_What is expected_: An exact copy of all the data below is required.

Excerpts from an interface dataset
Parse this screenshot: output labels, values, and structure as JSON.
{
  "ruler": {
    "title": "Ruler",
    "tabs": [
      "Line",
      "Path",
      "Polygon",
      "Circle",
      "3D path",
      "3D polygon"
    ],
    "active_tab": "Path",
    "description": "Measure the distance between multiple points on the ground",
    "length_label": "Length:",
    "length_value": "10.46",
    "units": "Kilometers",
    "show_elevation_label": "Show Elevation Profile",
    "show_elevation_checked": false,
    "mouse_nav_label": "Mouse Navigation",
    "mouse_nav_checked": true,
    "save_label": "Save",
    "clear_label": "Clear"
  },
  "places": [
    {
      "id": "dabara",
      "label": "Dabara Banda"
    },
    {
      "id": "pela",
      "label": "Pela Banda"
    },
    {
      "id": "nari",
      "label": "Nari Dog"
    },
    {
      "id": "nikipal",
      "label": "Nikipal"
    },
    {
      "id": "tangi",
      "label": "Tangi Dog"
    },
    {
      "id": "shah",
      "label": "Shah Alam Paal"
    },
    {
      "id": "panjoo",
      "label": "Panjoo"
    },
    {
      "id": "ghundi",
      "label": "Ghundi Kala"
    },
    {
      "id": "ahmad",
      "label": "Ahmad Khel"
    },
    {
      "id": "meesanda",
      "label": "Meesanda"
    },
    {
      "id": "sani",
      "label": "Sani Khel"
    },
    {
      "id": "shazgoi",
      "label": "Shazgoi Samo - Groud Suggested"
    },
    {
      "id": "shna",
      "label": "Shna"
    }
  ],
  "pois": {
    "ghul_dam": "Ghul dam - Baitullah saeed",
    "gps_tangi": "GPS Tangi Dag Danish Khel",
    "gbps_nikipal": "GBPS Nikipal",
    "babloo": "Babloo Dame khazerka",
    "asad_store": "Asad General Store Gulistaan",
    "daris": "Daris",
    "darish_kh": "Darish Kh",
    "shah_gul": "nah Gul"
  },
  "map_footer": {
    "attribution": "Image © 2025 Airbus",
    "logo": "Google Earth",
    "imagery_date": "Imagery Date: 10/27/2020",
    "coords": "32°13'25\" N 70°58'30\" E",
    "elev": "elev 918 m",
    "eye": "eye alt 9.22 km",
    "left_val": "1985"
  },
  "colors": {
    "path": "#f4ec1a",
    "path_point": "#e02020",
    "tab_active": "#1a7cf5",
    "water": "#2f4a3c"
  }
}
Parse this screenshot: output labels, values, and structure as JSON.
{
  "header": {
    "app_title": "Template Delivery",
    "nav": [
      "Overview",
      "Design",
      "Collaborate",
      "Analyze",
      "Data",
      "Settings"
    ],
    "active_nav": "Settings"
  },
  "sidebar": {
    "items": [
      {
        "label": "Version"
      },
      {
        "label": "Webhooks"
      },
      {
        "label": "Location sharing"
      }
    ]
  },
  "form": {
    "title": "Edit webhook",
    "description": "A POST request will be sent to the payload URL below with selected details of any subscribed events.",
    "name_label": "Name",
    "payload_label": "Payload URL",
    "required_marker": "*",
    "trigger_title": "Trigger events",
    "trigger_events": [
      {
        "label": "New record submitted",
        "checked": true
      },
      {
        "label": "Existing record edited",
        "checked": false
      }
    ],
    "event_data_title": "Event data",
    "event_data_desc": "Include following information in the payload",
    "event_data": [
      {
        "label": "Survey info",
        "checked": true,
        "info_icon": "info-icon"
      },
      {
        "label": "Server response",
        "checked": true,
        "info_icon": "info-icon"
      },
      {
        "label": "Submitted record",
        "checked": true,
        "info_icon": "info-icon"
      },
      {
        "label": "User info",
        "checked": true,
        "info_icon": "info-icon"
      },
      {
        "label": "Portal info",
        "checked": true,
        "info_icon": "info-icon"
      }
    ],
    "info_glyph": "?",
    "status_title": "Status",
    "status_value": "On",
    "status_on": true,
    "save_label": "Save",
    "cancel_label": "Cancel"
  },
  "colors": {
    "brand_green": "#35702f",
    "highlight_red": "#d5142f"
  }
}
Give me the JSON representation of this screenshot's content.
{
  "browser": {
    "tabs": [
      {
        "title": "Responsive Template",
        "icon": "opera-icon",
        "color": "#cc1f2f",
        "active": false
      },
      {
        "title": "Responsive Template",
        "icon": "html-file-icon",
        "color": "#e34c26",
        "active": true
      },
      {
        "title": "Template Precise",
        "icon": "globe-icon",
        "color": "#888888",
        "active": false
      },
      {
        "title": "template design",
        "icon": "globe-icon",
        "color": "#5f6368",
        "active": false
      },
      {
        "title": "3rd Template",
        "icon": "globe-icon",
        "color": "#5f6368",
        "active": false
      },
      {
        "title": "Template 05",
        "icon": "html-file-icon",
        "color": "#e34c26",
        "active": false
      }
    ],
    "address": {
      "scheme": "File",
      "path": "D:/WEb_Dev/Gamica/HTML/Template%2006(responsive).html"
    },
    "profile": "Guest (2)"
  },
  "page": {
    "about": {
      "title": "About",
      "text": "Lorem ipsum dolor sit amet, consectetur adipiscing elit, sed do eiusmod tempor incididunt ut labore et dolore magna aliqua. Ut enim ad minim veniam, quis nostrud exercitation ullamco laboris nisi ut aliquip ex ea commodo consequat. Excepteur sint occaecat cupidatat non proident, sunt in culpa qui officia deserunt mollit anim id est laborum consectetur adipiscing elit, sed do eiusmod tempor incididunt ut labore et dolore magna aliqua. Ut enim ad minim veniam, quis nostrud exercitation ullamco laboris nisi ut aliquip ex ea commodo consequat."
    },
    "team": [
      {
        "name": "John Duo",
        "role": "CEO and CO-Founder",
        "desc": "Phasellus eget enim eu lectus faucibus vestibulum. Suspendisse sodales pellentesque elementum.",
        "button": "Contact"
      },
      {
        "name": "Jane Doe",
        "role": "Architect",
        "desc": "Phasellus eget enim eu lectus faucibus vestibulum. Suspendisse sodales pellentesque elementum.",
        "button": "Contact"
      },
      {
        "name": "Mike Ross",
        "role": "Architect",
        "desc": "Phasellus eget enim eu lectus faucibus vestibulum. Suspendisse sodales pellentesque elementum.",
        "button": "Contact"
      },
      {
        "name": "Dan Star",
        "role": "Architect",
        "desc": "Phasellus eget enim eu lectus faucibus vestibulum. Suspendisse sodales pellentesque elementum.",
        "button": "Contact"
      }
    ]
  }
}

_Written solution_:
Parse this screenshot: output labels, values, and structure as JSON.
{
  "ruler": {
    "title": "Ruler",
    "tabs": [
      "Line",
      "Path",
      "Polygon",
      "Circle",
      "3D path",
      "3D polygon"
    ],
    "active_tab": "Path",
    "description": "Measure the distance between multiple points on the ground",
    "length_label": "Length:",
    "length_value": "10.46",
    "units": "Kilometers",
    "show_elevation_label": "Show Elevation Profile",
    "show_elevation_checked": false,
    "mouse_nav_label": "Mouse Navigation",
    "mouse_nav_checked": true,
    "save_label": "Save",
    "clear_label": "Clear"
  },
  "places": [
    {
      "id": "dabara",
      "label": "Dabara Banda"
    },
    {
      "id": "pela",
      "label": "Pela Banda"
    },
    {
      "id": "nari",
      "label": "Nari Dog"
    },
    {
      "id": "nikipal",
      "label": "Nikipal"
    },
    {
      "id": "tangi",
      "label": "Tangi Dog"
    },
    {
      "id": "shah",
      "label": "Shah Alam Paal"
    },
    {
      "id": "panjoo",
      "label": "Panjoo"
    },
    {
      "id": "ghundi",
      "label": "Ghundi Kala"
    },
    {
      "id": "ahmad",
      "label": "Ahmad Khel"
    },
    {
      "id": "meesanda",
      "label": "Meesanda"
    },
    {
      "id": "sani",
      "label": "Sani Khel"
    },
    {
      "id": "shazgoi",
      "label": "Shazgoi Samo - Groud Suggested"
    },
    {
      "id": "shna",
      "label": "Shna"
    }
  ],
  "pois": {
    "ghul_dam": "Ghul dam - Baitullah saeed",
    "gps_tangi": "GPS Tangi Dag Danish Khel",
    "gbps_nikipal": "GBPS Nikipal",
    "babloo": "Babloo Dame khazerka",
    "asad_store": "Asad General Store Gulistaan",
    "daris": "Daris",
    "darish_kh": "Darish Kh",
    "shah_gul": "nah Gul"
  },
  "map_footer": {
    "attribution": "Image © 2025 Airbus",
    "logo": "Google Earth",
    "imagery_date": "Imagery Date: 10/27/2020",
    "coords": "32°13'25\" N 70°58'30\" E",
    "elev": "elev 918 m",
    "eye": "eye alt 9.22 km",
    "left_val": "1985"
  },
  "colors": {
    "path": "#f4ec1a",
    "path_point": "#e02020",
    "tab_active": "#1a7cf5",
    "water": "#2f4a3c"
  }
}
Parse this screenshot: output labels, values, and structure as JSON.
{
  "header": {
    "app_title": "Template Delivery",
    "nav": [
      "Overview",
      "Design",
      "Collaborate",
      "Analyze",
      "Data",
      "Settings"
    ],
    "active_nav": "Settings"
  },
  "sidebar": {
    "items": [
      {
        "label": "Version"
      },
      {
        "label": "Webhooks"
      },
      {
        "label": "Location sharing"
      }
    ]
  },
  "form": {
    "title": "Edit webhook",
    "description": "A POST request will be sent to the payload URL below with selected details of any subscribed events.",
    "name_label": "Name",
    "payload_label": "Payload URL",
    "required_marker": "*",
    "trigger_title": "Trigger events",
    "trigger_events": [
      {
        "label": "New record submitted",
        "checked": true
      },
      {
        "label": "Existing record edited",
        "checked": false
      }
    ],
    "event_data_title": "Event data",
    "event_data_desc": "Include following information in the payload",
    "event_data": [
      {
        "label": "Survey info",
        "checked": true,
        "info_icon": "info-icon"
      },
      {
        "label": "Server response",
        "checked": true,
        "info_icon": "info-icon"
      },
      {
        "label": "Submitted record",
        "checked": true,
        "info_icon": "info-icon"
      },
      {
        "label": "User info",
        "checked": true,
        "info_icon": "info-icon"
      },
      {
        "label": "Portal info",
        "checked": true,
        "info_icon": "info-icon"
      }
    ],
    "info_glyph": "?",
    "status_title": "Status",
    "status_value": "On",
    "status_on": true,
    "save_label": "Save",
    "cancel_label": "Cancel"
  },
  "colors": {
    "brand_green": "#35702f",
    "highlight_red": "#d5142f"
  }
}
Give me the JSON representation of this screenshot's content.
{
  "browser": {
    "tabs": [
      {
        "title": "Responsive Template",
        "icon": "opera-icon",
        "color": "#cc1f2f",
        "active": false
      },
      {
        "title": "Responsive Template",
        "icon": "html-file-icon",
        "color": "#e34c26",
        "active": true
      },
      {
        "title": "Template Precise",
        "icon": "globe-icon",
        "color": "#888888",
        "active": false
      },
      {
        "title": "template design",
        "icon": "globe-icon",
        "color": "#5f6368",
        "active": false
      },
      {
        "title": "3rd Template",
        "icon": "globe-icon",
        "color": "#5f6368",
        "active": false
      },
      {
        "title": "Template 05",
        "icon": "html-file-icon",
        "color": "#e34c26",
        "active": false
      }
    ],
    "address": {
      "scheme": "File",
      "path": "D:/WEb_Dev/Gamica/HTML/Template%2006(responsive).html"
    },
    "profile": "Guest (2)"
  },
  "page": {
    "about": {
      "title": "About",
      "text": "Lorem ipsum dolor sit amet, consectetur adipiscing elit, sed do eiusmod tempor incididunt ut labore et dolore magna aliqua. Ut enim ad minim veniam, quis nostrud exercitation ullamco laboris nisi ut aliquip ex ea commodo consequat. Excepteur sint occaecat cupidatat non proident, sunt in culpa qui officia deserunt mollit anim id est laborum consectetur adipiscing elit, sed do eiusmod tempor incididunt ut labore et dolore magna aliqua. Ut enim ad minim veniam, quis nostrud exercitation ullamco laboris nisi ut aliquip ex ea commodo consequat."
    },
    "team": [
      {
        "name": "John Duo",
        "role": "CEO and CO-Founder",
        "desc": "Phasellus eget enim eu lectus faucibus vestibulum. Suspendisse sodales pellentesque elementum.",
        "button": "Contact"
      },
      {
        "name": "Jane Doe",
        "role": "Architect",
        "desc": "Phasellus eget enim eu lectus faucibus vestibulum. Suspendisse sodales pellentesque elementum.",
        "button": "Contact"
      },
      {
        "name": "Mike Ross",
        "role": "Architect",
        "desc": "Phasellus eget enim eu lectus faucibus vestibulum. Suspendisse sodales pellentesque elementum.",
        "button": "Contact"
      },
      {
        "name": "Dan Star",
        "role": "Architect",
        "desc": "Phasellus eget enim eu lectus faucibus vestibulum. Suspendisse sodales pellentesque elementum.",
        "button": "Contact"
      }
    ]
  }
}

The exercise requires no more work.